Web page and app entries:
++++

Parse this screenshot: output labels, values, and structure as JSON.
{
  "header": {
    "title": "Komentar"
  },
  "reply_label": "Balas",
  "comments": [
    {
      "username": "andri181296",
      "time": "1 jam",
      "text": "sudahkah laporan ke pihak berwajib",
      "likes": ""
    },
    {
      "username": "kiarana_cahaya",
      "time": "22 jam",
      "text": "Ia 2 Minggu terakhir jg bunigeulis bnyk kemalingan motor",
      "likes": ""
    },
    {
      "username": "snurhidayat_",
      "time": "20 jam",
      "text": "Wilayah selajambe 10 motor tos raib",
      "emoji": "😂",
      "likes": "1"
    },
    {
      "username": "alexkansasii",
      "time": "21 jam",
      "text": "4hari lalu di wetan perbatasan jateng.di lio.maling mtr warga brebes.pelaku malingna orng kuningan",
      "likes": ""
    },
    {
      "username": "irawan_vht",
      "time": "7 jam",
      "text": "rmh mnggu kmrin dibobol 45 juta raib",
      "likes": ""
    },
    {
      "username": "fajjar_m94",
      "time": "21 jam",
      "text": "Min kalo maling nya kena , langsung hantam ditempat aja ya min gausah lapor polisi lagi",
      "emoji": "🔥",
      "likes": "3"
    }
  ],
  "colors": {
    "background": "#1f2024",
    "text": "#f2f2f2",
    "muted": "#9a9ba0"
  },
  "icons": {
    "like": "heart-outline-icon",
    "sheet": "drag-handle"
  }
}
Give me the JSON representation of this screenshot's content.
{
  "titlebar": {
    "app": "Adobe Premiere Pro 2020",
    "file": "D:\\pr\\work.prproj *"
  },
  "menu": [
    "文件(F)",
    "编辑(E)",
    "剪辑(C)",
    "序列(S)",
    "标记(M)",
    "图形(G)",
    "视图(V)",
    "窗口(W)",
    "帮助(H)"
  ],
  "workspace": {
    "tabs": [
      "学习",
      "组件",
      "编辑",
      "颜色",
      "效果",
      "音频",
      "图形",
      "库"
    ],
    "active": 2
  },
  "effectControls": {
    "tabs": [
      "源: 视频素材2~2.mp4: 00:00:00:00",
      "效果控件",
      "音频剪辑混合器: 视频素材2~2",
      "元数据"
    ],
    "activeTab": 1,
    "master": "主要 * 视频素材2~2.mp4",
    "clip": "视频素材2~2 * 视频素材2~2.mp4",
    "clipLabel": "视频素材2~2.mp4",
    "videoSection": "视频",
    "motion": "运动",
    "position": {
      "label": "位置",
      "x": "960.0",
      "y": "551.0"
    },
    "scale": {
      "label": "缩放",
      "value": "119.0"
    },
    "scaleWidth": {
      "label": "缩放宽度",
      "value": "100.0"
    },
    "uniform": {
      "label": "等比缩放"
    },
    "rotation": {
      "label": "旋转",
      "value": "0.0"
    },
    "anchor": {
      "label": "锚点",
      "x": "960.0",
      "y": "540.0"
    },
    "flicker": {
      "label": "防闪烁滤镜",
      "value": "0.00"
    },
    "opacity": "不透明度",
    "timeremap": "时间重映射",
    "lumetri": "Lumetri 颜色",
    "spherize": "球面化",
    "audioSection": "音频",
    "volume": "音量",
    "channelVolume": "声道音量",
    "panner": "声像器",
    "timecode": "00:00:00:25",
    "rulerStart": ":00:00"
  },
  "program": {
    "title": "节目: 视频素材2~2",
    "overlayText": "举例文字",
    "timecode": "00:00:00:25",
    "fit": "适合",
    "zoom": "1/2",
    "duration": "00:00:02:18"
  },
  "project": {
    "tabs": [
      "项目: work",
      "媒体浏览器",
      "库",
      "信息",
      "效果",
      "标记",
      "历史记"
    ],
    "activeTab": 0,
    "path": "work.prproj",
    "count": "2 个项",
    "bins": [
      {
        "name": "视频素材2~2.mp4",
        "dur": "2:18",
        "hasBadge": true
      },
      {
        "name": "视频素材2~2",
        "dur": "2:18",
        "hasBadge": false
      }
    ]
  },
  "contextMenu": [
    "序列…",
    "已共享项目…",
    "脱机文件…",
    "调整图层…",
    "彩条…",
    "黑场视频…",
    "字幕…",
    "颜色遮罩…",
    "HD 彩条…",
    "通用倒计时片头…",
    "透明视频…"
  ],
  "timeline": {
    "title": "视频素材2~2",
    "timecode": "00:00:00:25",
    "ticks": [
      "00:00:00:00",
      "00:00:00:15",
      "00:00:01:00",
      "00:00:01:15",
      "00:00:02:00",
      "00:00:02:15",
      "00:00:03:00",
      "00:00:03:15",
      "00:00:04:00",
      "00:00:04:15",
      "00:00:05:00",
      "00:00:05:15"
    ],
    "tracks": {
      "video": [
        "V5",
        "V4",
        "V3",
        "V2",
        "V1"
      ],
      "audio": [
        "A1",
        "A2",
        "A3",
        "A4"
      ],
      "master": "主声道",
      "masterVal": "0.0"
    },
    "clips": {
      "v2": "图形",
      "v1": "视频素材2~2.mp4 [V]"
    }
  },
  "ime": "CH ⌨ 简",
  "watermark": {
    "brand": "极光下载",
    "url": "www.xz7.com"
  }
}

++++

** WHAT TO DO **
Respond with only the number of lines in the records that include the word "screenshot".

** PROBLEM SOLUTION **
2